in addition to , you can create custom date tokens, which let you match dates in various formats. When a custom date attribute is then used in a pattern as part of an action, Hazel treats it as a date rather than text, which means you can transform it into a different date format if needed.
For example, we can match any date in the form “2016-09-21” by using a date token. You can do this by dragging the “Custom Date □ ” token into the pattern.
By default, Hazel will try and detect the date format for you. This is indicated by the “Automatically detect date format” checkbox.
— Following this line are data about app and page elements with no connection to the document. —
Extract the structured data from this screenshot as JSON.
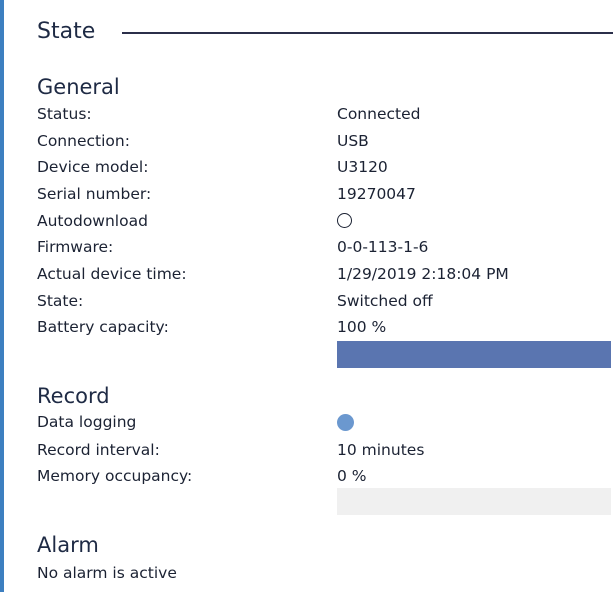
{
  "state": {
    "title": "State",
    "general": {
      "heading": "General",
      "status_label": "Status:",
      "status_value": "Connected",
      "connection_label": "Connection:",
      "connection_value": "USB",
      "device_model_label": "Device model:",
      "device_model_value": "U3120",
      "serial_label": "Serial number:",
      "serial_value": "19270047",
      "autodownload_label": "Autodownload",
      "autodownload_enabled": false,
      "firmware_label": "Firmware:",
      "firmware_value": "0-0-113-1-6",
      "time_label": "Actual device time:",
      "time_value": "1/29/2019 2:18:04 PM",
      "state_label": "State:",
      "state_value": "Switched off",
      "battery_label": "Battery capacity:",
      "battery_value": "100 %",
      "battery_percent": 100
    },
    "record": {
      "heading": "Record",
      "logging_label": "Data logging",
      "logging_enabled": true,
      "interval_label": "Record interval:",
      "interval_value": "10 minutes",
      "memory_label": "Memory occupancy:",
      "memory_value": "0 %",
      "memory_percent": 0
    },
    "alarm": {
      "heading": "Alarm",
      "status_text": "No alarm is active"
    }
  },
  "colors": {
    "accent_border": "#3d7fc0",
    "bar_fill": "#5a75b0",
    "bar_track": "#f0f0f0",
    "indicator_on": "#6b98cf"
  }
}
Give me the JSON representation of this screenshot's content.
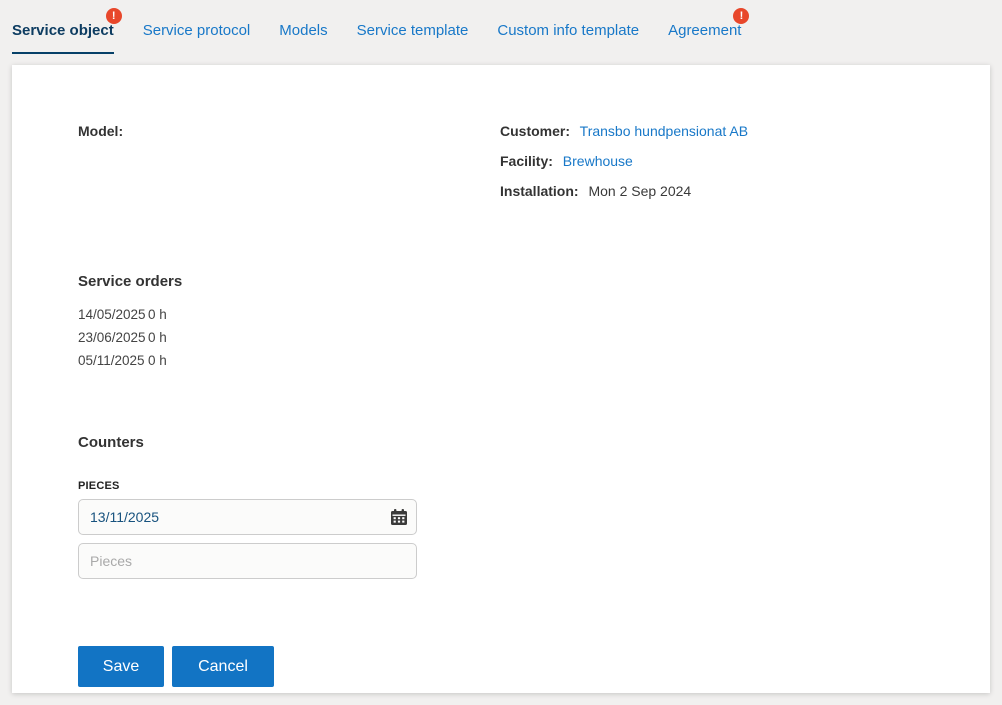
{
  "tabs": [
    {
      "label": "Service object",
      "active": true,
      "badge": "!"
    },
    {
      "label": "Service protocol"
    },
    {
      "label": "Models"
    },
    {
      "label": "Service template"
    },
    {
      "label": "Custom info template"
    },
    {
      "label": "Agreement",
      "badge": "!"
    }
  ],
  "details": {
    "model_label": "Model:",
    "customer_label": "Customer:",
    "customer_value": "Transbo hundpensionat AB",
    "facility_label": "Facility:",
    "facility_value": "Brewhouse",
    "installation_label": "Installation:",
    "installation_value": "Mon 2 Sep 2024"
  },
  "service_orders": {
    "heading": "Service orders",
    "rows": [
      {
        "date": "14/05/2025",
        "hours": "0 h"
      },
      {
        "date": "23/06/2025",
        "hours": "0 h"
      },
      {
        "date": "05/11/2025",
        "hours": "0 h"
      }
    ]
  },
  "counters": {
    "heading": "Counters",
    "field_label": "PIECES",
    "date_value": "13/11/2025",
    "pieces_placeholder": "Pieces",
    "calendar_icon": "calendar-icon"
  },
  "actions": {
    "save_label": "Save",
    "cancel_label": "Cancel"
  },
  "colors": {
    "link_blue": "#1878c8",
    "button_blue": "#1274c4",
    "active_tab_navy": "#0d3c61",
    "badge_red": "#e8472b",
    "page_background": "#f1f0ef",
    "panel_background": "#ffffff"
  }
}
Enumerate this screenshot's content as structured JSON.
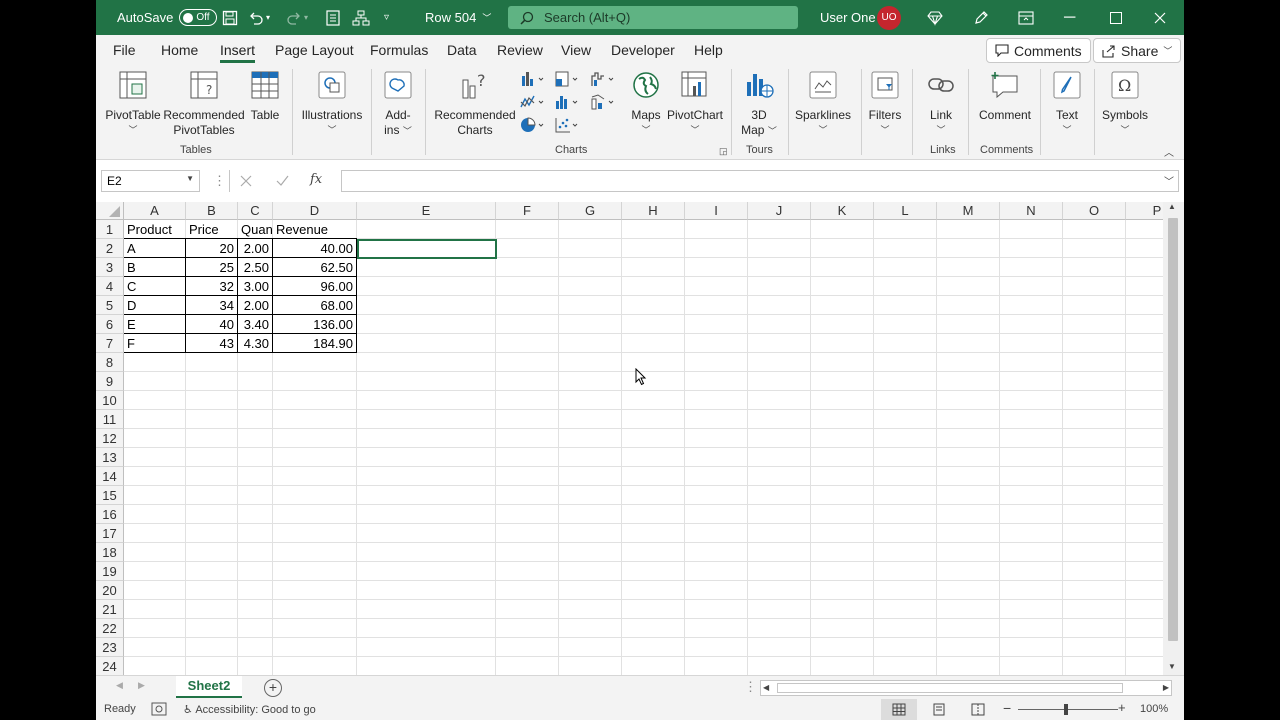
{
  "titlebar": {
    "autosave_label": "AutoSave",
    "autosave_state": "Off",
    "doc_title": "Row 504",
    "search_placeholder": "Search (Alt+Q)",
    "user_name": "User One",
    "user_initials": "UO",
    "accent_color": "#217346"
  },
  "menu": {
    "tabs": [
      "File",
      "Home",
      "Insert",
      "Page Layout",
      "Formulas",
      "Data",
      "Review",
      "View",
      "Developer",
      "Help"
    ],
    "active_tab": "Insert",
    "comments_label": "Comments",
    "share_label": "Share"
  },
  "ribbon": {
    "pivottable": "PivotTable",
    "recommended_pivottables_1": "Recommended",
    "recommended_pivottables_2": "PivotTables",
    "table": "Table",
    "group_tables": "Tables",
    "illustrations": "Illustrations",
    "addins_1": "Add-",
    "addins_2": "ins",
    "recommended_charts_1": "Recommended",
    "recommended_charts_2": "Charts",
    "maps": "Maps",
    "pivotchart": "PivotChart",
    "group_charts": "Charts",
    "map3d_1": "3D",
    "map3d_2": "Map",
    "group_tours": "Tours",
    "sparklines": "Sparklines",
    "filters": "Filters",
    "link": "Link",
    "group_links": "Links",
    "comment": "Comment",
    "group_comments": "Comments",
    "text": "Text",
    "symbols": "Symbols"
  },
  "formula_bar": {
    "name_box": "E2",
    "fx": "fx",
    "content": ""
  },
  "grid": {
    "columns": [
      "A",
      "B",
      "C",
      "D",
      "E",
      "F",
      "G",
      "H",
      "I",
      "J",
      "K",
      "L",
      "M",
      "N",
      "O",
      "P"
    ],
    "rows": [
      "1",
      "2",
      "3",
      "4",
      "5",
      "6",
      "7",
      "8",
      "9",
      "10",
      "11",
      "12",
      "13",
      "14",
      "15",
      "16",
      "17",
      "18",
      "19",
      "20",
      "21",
      "22",
      "23",
      "24"
    ],
    "header": [
      "Product",
      "Price",
      "Quan",
      "Revenue"
    ],
    "data": [
      [
        "A",
        "20",
        "2.00",
        "40.00"
      ],
      [
        "B",
        "25",
        "2.50",
        "62.50"
      ],
      [
        "C",
        "32",
        "3.00",
        "96.00"
      ],
      [
        "D",
        "34",
        "2.00",
        "68.00"
      ],
      [
        "E",
        "40",
        "3.40",
        "136.00"
      ],
      [
        "F",
        "43",
        "4.30",
        "184.90"
      ]
    ]
  },
  "sheets": {
    "active": "Sheet2"
  },
  "status": {
    "ready": "Ready",
    "accessibility": "Accessibility: Good to go",
    "zoom": "100%"
  }
}
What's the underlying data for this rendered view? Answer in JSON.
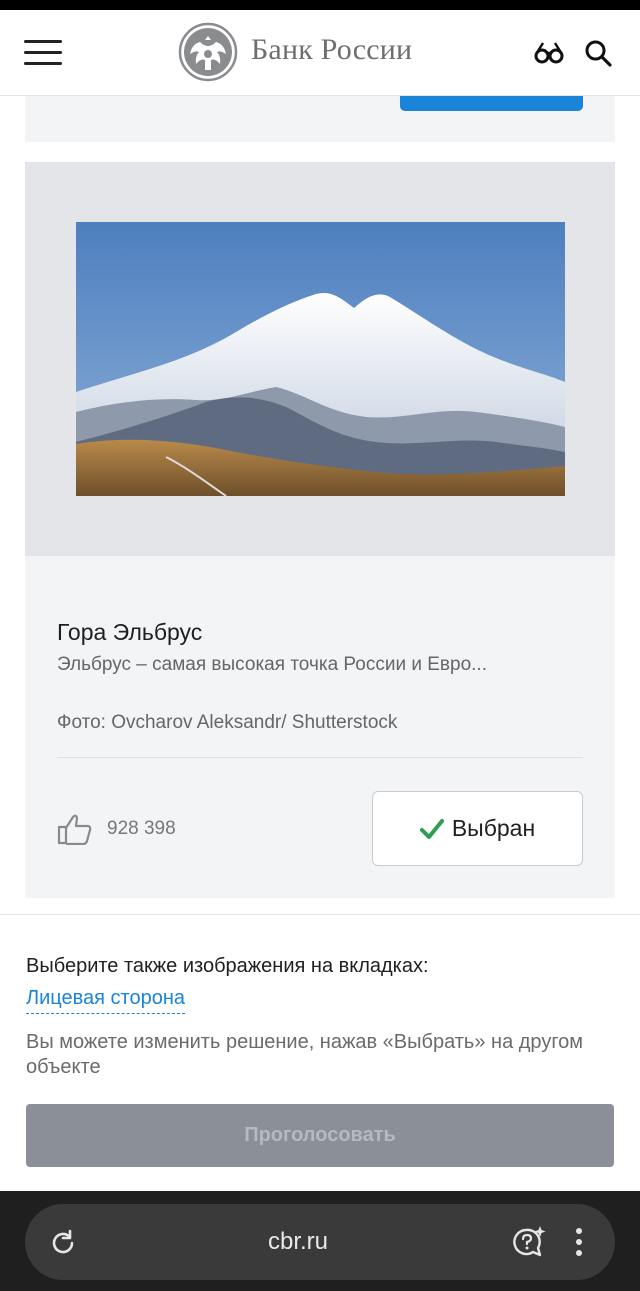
{
  "header": {
    "logo_text": "Банк России"
  },
  "card": {
    "title": "Гора Эльбрус",
    "description": "Эльбрус – самая высокая точка России и Евро...",
    "credit": "Фото: Ovcharov Aleksandr/ Shutterstock",
    "likes": "928 398",
    "select_label": "Выбран"
  },
  "bottom": {
    "choose_text": "Выберите также изображения на вкладках:",
    "tab_link": "Лицевая сторона",
    "hint": "Вы можете изменить решение, нажав «Выбрать» на другом объекте",
    "vote_label": "Проголосовать"
  },
  "browser": {
    "url": "cbr.ru"
  },
  "colors": {
    "accent": "#1a84d8",
    "check": "#2e9e4f",
    "disabled_button": "#8a8f98"
  }
}
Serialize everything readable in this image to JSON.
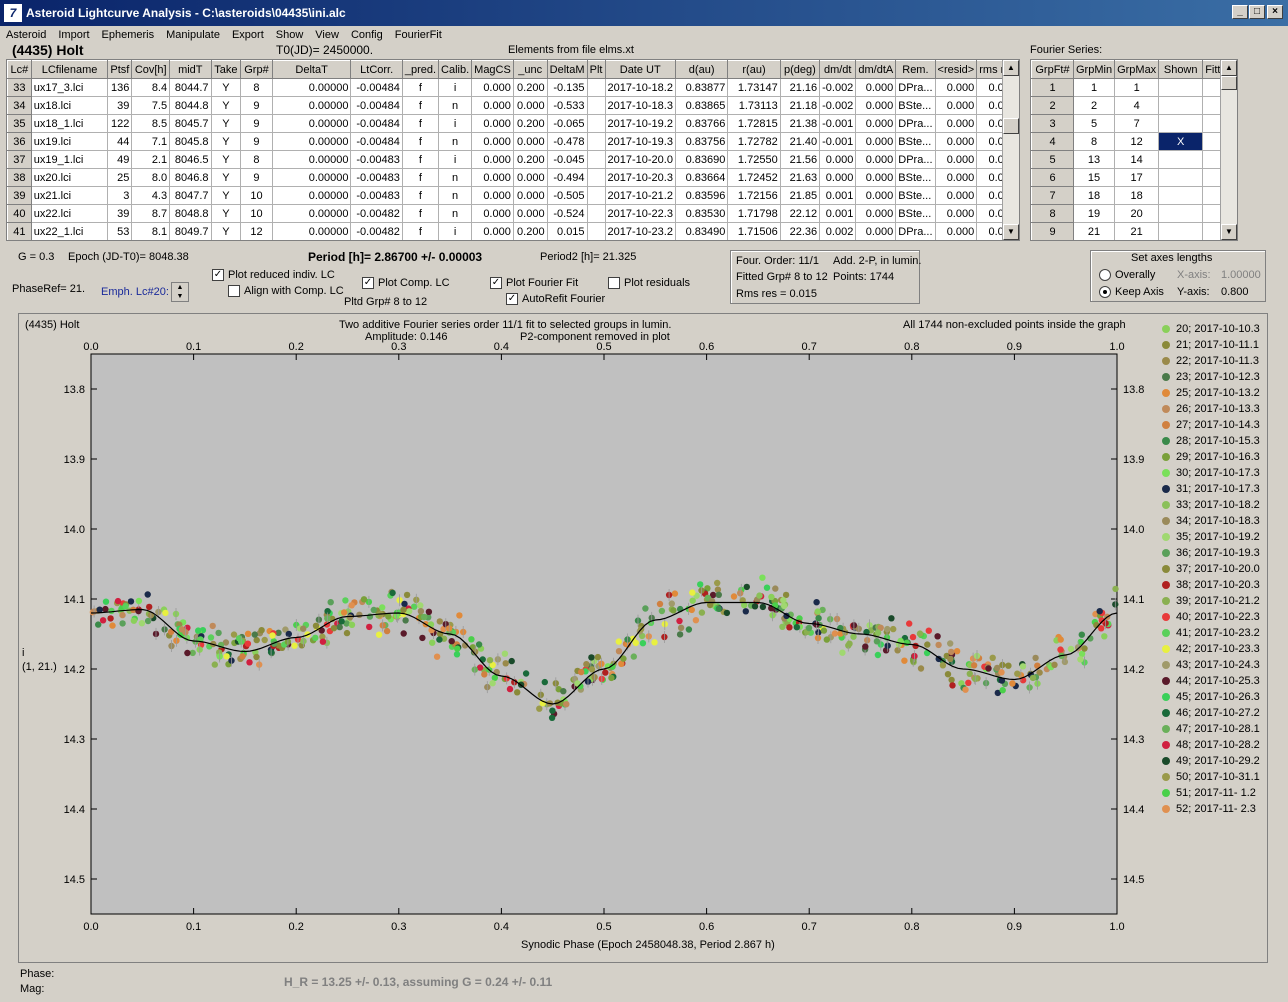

When checked, Hazel will try to determine dates in various formats as defined by your system.
If automatic detection fails to detect a date or if you need more control, you can uncheck the option and specify a pattern yourself. From there, customize the pattern by clicking/dragging in the date-related tokens below, combining them with any desired text (such as hyphens or slashes).
Once you’ve added a date token, you can click the tiny arrow on its right side to display a pop-up menu with options that let you customize it. For example, the pop-up menu for “Year” (“99”) tokens lets you specify two-digit (“99”) or four-digit (“1999”) years; “Month” tokens can be formatted as “12” (no leading zeroes for single-digit numbers), “12” (single-digit numbers padded with a leading zero), “Dec” (abbreviated names), or “December” (full names); and “Day” tokens can be formatted as “31” (no leading zeroes for single-digit numbers) or “31” (single-digit numbers padded with a leading zero). Like custom text attributes, custom date attributes must have a name. (To help you distinguish custom date attributes, Hazel prefixes their names with ○ when they appear in tokens or menus.) Click “Done” when you’re finished creating your custom date token.
You can reuse custom date attributes in other conditions in the same rule. For details, see “Reusing Custom Attributes in Condition Patterns,” just below.
In addition, you can reuse custom date attributes in actions within the same rule. When a custom date token is used as part of a pattern in an action, it acts like any other date attribute, in that you can reformat the date or adjust it as needed. One case where this is useful is when the original month is given as a number, such as “01.” When you reformat it, you can have it output in textual form, such as “Jan” or “January.” (And, of course, you can do the reverse, too). To learn how to formatting dates, see .